u know that discussing this is illegal in your country right?
It's documented in Wikipedia and Wikipedia's source that Japan does NOT follow WHO guidelines for how to report stillbirths so I think there's little doubt they did this before the Fukushima incident and are still doing it.
Originally posted by loam
reply to post by Wyn Hawks
I'm still waiting for someone to confirm the translation.
The World Health Organization (WHO) defines a live birth as any born human being who demonstrates independent signs of life, including breathing, voluntary muscle movement, or heartbeat. Many countries, however, including certain European states and Japan, only count as live births cases where an infant breathes at birth, which makes their reported IMR numbers somewhat lower and raises their rates of perinatal mortality....

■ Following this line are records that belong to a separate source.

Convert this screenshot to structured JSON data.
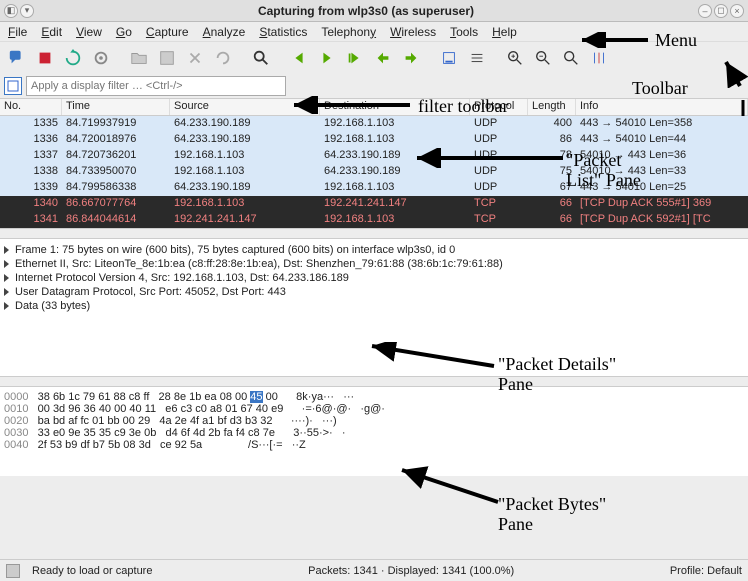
{
  "title": "Capturing from wlp3s0 (as superuser)",
  "menu": [
    "File",
    "Edit",
    "View",
    "Go",
    "Capture",
    "Analyze",
    "Statistics",
    "Telephony",
    "Wireless",
    "Tools",
    "Help"
  ],
  "filter_placeholder": "Apply a display filter … <Ctrl-/>",
  "columns": {
    "no": "No.",
    "time": "Time",
    "src": "Source",
    "dst": "Destination",
    "proto": "Protocol",
    "len": "Length",
    "info": "Info"
  },
  "packets": [
    {
      "no": "1335",
      "time": "84.719937919",
      "src": "64.233.190.189",
      "dst": "192.168.1.103",
      "proto": "UDP",
      "len": "400",
      "info": "443 → 54010 Len=358",
      "k": "udp"
    },
    {
      "no": "1336",
      "time": "84.720018976",
      "src": "64.233.190.189",
      "dst": "192.168.1.103",
      "proto": "UDP",
      "len": "86",
      "info": "443 → 54010 Len=44",
      "k": "udp"
    },
    {
      "no": "1337",
      "time": "84.720736201",
      "src": "192.168.1.103",
      "dst": "64.233.190.189",
      "proto": "UDP",
      "len": "78",
      "info": "54010 → 443 Len=36",
      "k": "udp"
    },
    {
      "no": "1338",
      "time": "84.733950070",
      "src": "192.168.1.103",
      "dst": "64.233.190.189",
      "proto": "UDP",
      "len": "75",
      "info": "54010 → 443 Len=33",
      "k": "udp"
    },
    {
      "no": "1339",
      "time": "84.799586338",
      "src": "64.233.190.189",
      "dst": "192.168.1.103",
      "proto": "UDP",
      "len": "67",
      "info": "443 → 54010 Len=25",
      "k": "udp"
    },
    {
      "no": "1340",
      "time": "86.667077764",
      "src": "192.168.1.103",
      "dst": "192.241.241.147",
      "proto": "TCP",
      "len": "66",
      "info": "[TCP Dup ACK 555#1] 369",
      "k": "tcp"
    },
    {
      "no": "1341",
      "time": "86.844044614",
      "src": "192.241.241.147",
      "dst": "192.168.1.103",
      "proto": "TCP",
      "len": "66",
      "info": "[TCP Dup ACK 592#1] [TC",
      "k": "tcp"
    }
  ],
  "details": [
    "Frame 1: 75 bytes on wire (600 bits), 75 bytes captured (600 bits) on interface wlp3s0, id 0",
    "Ethernet II, Src: LiteonTe_8e:1b:ea (c8:ff:28:8e:1b:ea), Dst: Shenzhen_79:61:88 (38:6b:1c:79:61:88)",
    "Internet Protocol Version 4, Src: 192.168.1.103, Dst: 64.233.186.189",
    "User Datagram Protocol, Src Port: 45052, Dst Port: 443",
    "Data (33 bytes)"
  ],
  "bytes": [
    {
      "off": "0000",
      "hex_a": "38 6b 1c 79 61 88 c8 ff   28 8e 1b ea 08 00 ",
      "hl": "45",
      "hex_b": " 00",
      "asc": "   8k·ya···   ···"
    },
    {
      "off": "0010",
      "hex_a": "00 3d 96 36 40 00 40 11   e6 c3 c0 a8 01 67 40 e9",
      "hl": "",
      "hex_b": "",
      "asc": "   ·=·6@·@·   ·g@·"
    },
    {
      "off": "0020",
      "hex_a": "ba bd af fc 01 bb 00 29   4a 2e 4f a1 bf d3 b3 32",
      "hl": "",
      "hex_b": "",
      "asc": "   ····)·   ···)"
    },
    {
      "off": "0030",
      "hex_a": "33 e0 9e 35 35 c9 3e 0b   d4 6f 4d 2b fa f4 c8 7e",
      "hl": "",
      "hex_b": "",
      "asc": "   3··55·>·   ·"
    },
    {
      "off": "0040",
      "hex_a": "2f 53 b9 df b7 5b 08 3d   ce 92 5a",
      "hl": "",
      "hex_b": "",
      "asc": "            /S···[·=   ··Z"
    }
  ],
  "status": {
    "left": "Ready to load or capture",
    "mid": "Packets: 1341 · Displayed: 1341 (100.0%)",
    "right": "Profile: Default"
  },
  "annot": {
    "menu": "Menu",
    "toolbar": "Toolbar",
    "filter": "filter toolbar",
    "list": "\"Packet\nList\" Pane",
    "details": "\"Packet Details\"\nPane",
    "bytes": "\"Packet Bytes\"\nPane"
  }
}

Another challenge to comparability is the practice of counting frail or premature infants who die before the normal due date as miscarriages (spontaneous abortions) or those who die during or immediately after childbirth as stillborn. Therefore, the quality of a country's documentation of perinatal mortality can matter greatly to the accuracy of its infant mortality statistics. This point is reinforced by the demographer Ansley Coale, who finds dubiously high ratios of reported stillbirths to infant deaths in Hong Kong and Japan in the first 24 hours after birth, a pattern that is consistent with the high recorded sex ratios at birth in those countries. It suggests not only that many female infants who die in the first 24 hours are misreported as stillbirths rather than infant deaths, but also that those countries do not follow WHO recommendations for the reporting of live births and infant deaths.-
...^ Ansley J. Coale; Judith Banister (December 1996). "Five decades of missing females in China". Proceedings of the American Philosophical Society 145 (4): 421–450